**TASK STATEMENT**
Whenever a line in the following entries includes "this", tally it. Report nothing except the final count.

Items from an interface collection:
Start of Block

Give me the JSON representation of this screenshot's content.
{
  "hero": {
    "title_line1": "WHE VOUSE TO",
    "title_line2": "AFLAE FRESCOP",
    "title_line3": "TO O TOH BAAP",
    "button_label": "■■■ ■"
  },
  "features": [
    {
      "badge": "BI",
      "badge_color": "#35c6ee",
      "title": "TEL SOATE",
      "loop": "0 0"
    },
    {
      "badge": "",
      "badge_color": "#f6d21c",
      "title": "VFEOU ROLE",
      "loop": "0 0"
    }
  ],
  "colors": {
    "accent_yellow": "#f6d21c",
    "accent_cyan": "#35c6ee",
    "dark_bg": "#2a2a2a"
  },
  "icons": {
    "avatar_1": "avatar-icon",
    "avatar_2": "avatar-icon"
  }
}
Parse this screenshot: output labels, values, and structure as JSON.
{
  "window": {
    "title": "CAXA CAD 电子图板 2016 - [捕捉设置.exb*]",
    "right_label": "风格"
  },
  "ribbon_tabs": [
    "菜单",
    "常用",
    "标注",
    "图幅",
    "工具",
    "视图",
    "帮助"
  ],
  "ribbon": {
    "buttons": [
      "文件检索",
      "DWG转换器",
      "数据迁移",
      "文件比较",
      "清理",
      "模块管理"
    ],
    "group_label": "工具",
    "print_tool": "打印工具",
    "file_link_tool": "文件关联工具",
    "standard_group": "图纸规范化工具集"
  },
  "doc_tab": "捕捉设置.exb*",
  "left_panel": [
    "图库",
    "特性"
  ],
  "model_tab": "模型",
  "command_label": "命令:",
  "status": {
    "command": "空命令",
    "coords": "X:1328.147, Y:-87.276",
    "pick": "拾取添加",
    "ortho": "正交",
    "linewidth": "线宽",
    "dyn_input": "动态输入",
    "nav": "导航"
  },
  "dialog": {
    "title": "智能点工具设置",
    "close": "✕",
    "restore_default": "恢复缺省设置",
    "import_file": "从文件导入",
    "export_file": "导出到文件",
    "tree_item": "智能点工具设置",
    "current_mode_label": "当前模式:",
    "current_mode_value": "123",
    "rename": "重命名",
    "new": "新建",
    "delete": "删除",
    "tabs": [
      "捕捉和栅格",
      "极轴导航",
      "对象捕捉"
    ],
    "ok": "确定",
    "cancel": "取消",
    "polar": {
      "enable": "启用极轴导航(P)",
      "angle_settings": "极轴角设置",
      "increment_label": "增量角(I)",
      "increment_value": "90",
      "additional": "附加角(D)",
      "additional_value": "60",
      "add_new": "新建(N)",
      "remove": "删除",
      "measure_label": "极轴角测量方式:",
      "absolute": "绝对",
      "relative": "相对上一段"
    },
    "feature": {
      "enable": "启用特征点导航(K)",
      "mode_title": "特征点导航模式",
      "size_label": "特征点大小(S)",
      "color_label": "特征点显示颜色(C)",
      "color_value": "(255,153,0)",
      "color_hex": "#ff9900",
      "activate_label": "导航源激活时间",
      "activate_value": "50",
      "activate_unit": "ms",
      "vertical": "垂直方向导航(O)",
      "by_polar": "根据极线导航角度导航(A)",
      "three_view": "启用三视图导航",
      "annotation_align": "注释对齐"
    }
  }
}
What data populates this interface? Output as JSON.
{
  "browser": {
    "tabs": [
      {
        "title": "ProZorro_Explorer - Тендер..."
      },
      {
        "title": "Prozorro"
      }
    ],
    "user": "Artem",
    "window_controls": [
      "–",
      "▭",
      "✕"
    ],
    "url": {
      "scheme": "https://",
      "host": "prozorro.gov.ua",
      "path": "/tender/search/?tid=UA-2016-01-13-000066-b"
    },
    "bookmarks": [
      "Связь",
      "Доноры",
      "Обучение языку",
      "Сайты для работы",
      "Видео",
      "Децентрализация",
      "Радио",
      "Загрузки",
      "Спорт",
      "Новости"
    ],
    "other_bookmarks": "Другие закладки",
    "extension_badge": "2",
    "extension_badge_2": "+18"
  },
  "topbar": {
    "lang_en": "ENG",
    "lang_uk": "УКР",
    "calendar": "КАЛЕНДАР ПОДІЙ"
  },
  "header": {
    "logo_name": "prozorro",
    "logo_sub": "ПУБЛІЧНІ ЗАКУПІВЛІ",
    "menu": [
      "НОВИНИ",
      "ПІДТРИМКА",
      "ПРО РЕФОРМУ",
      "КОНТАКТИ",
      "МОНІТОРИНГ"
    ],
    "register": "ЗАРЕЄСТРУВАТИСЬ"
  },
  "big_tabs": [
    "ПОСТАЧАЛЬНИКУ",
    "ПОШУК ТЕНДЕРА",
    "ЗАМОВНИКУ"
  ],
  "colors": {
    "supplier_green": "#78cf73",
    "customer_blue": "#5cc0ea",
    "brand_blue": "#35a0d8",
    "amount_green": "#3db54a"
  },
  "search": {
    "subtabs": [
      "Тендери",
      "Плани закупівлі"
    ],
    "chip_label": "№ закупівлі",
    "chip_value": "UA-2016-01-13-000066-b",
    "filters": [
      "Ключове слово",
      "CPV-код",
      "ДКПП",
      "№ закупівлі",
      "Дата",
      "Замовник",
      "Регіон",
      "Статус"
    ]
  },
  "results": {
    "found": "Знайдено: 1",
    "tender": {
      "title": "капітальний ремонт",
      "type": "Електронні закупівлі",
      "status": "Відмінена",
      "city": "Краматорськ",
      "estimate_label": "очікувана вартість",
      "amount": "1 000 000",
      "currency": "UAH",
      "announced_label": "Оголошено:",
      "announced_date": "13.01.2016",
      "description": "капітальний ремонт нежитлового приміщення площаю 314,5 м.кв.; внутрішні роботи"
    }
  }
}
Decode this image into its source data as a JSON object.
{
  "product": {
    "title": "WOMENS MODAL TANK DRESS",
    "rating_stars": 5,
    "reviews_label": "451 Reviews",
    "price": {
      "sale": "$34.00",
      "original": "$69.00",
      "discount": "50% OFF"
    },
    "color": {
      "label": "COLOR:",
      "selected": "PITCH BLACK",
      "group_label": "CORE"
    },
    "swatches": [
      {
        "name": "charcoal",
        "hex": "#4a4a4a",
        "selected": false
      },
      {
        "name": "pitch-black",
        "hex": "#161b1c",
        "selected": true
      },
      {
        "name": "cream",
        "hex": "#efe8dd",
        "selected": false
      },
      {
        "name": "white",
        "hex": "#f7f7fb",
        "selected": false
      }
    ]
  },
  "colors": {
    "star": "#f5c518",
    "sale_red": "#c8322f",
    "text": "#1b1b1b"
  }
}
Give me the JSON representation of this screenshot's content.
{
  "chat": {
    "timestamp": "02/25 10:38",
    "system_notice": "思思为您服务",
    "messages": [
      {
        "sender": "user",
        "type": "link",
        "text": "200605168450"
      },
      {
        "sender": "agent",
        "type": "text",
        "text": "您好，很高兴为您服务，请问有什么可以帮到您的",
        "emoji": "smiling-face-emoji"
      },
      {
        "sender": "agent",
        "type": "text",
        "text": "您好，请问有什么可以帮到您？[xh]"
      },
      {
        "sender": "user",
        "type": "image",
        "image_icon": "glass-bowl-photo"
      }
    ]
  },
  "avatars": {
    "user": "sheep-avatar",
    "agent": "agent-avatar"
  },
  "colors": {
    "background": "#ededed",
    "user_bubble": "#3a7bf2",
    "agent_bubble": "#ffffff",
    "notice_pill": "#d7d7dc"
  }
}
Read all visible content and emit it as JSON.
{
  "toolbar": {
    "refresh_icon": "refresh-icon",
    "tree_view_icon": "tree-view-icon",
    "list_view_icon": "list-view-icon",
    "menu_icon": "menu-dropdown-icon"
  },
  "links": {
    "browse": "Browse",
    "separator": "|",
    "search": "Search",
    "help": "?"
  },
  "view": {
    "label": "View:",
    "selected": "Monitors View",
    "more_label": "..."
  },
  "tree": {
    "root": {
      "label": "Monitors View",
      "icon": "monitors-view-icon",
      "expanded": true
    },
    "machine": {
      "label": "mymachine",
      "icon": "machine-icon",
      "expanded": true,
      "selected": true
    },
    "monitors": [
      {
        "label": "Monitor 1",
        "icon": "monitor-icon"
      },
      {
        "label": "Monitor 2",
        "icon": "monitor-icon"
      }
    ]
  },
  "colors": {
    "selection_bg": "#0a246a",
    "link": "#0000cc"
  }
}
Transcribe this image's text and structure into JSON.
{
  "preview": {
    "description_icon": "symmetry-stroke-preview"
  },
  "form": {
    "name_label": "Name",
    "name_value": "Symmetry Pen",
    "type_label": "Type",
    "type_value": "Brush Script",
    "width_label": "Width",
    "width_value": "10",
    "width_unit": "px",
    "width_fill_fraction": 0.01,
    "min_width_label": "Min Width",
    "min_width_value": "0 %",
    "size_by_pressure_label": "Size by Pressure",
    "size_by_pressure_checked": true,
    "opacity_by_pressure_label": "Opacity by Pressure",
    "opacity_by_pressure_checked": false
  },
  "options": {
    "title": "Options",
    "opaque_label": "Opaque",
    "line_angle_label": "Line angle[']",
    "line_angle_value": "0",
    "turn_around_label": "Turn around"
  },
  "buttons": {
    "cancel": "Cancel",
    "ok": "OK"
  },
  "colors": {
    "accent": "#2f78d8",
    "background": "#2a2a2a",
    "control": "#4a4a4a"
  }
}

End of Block

**RESPONSE**
6